Data for processing
=-=-=

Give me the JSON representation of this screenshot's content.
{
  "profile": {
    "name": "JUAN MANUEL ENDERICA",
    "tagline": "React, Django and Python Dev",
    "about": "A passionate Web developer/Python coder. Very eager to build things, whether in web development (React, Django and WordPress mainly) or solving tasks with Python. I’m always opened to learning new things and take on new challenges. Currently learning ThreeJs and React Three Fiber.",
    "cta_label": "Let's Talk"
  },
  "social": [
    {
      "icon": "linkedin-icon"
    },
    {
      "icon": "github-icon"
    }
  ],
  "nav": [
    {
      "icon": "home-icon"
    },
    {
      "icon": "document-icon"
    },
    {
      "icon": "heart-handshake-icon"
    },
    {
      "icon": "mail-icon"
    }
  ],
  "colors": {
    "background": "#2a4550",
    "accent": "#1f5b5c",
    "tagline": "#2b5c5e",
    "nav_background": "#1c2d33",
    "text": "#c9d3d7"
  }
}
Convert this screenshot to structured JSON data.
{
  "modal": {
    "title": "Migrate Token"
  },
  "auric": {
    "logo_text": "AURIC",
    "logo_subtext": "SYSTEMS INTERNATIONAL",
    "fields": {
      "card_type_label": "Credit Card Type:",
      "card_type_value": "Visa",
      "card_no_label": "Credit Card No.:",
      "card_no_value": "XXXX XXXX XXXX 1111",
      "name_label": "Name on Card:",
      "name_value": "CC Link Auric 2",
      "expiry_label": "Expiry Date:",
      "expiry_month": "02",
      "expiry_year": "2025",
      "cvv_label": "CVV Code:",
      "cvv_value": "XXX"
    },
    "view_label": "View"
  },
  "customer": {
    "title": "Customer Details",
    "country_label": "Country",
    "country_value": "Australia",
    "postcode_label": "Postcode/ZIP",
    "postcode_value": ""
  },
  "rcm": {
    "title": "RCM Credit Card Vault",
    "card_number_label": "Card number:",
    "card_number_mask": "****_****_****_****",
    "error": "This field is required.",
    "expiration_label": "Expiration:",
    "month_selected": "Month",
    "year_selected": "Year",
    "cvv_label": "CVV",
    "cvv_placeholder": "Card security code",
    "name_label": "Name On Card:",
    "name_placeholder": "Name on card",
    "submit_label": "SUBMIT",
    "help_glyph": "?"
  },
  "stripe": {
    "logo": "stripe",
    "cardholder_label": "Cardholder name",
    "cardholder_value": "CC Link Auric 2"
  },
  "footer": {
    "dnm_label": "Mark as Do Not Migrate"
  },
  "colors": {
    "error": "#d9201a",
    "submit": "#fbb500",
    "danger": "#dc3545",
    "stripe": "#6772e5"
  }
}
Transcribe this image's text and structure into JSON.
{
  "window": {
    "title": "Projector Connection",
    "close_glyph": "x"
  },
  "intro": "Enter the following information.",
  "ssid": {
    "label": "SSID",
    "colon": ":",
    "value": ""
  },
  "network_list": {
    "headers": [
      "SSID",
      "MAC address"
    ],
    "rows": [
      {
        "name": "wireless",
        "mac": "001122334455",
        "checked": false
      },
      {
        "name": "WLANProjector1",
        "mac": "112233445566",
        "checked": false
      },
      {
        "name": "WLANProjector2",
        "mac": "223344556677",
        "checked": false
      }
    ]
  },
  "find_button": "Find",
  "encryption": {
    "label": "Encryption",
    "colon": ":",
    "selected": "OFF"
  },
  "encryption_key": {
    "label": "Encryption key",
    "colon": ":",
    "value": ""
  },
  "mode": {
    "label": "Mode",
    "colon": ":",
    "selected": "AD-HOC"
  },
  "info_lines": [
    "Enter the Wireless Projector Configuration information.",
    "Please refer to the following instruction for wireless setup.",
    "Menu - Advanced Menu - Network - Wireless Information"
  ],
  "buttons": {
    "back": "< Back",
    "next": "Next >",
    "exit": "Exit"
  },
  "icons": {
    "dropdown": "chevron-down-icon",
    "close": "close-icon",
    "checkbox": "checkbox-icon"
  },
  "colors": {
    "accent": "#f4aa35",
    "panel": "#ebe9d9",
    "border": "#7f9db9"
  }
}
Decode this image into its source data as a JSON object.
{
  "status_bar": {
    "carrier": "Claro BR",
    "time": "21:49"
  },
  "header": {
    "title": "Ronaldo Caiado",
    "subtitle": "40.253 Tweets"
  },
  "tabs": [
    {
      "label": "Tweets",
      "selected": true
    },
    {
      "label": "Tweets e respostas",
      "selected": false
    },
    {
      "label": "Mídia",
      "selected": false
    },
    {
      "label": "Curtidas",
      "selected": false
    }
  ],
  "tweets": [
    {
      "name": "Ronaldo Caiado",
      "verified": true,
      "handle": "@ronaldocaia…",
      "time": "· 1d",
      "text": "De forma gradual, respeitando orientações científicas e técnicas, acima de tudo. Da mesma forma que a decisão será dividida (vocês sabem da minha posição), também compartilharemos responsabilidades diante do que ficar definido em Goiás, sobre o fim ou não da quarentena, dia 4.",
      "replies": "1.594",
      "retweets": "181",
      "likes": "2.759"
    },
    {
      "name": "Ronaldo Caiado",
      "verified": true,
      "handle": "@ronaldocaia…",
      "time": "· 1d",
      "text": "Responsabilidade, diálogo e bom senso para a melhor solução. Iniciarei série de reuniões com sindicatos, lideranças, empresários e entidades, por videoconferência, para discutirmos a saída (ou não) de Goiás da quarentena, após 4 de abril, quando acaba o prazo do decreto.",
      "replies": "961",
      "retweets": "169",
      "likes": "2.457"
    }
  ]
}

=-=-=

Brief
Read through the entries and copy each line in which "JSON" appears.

Solution to this problem
Give me the JSON representation of this screenshot's content.
Convert this screenshot to structured JSON data.
Transcribe this image's text and structure into JSON.
Decode this image into its source data as a JSON object.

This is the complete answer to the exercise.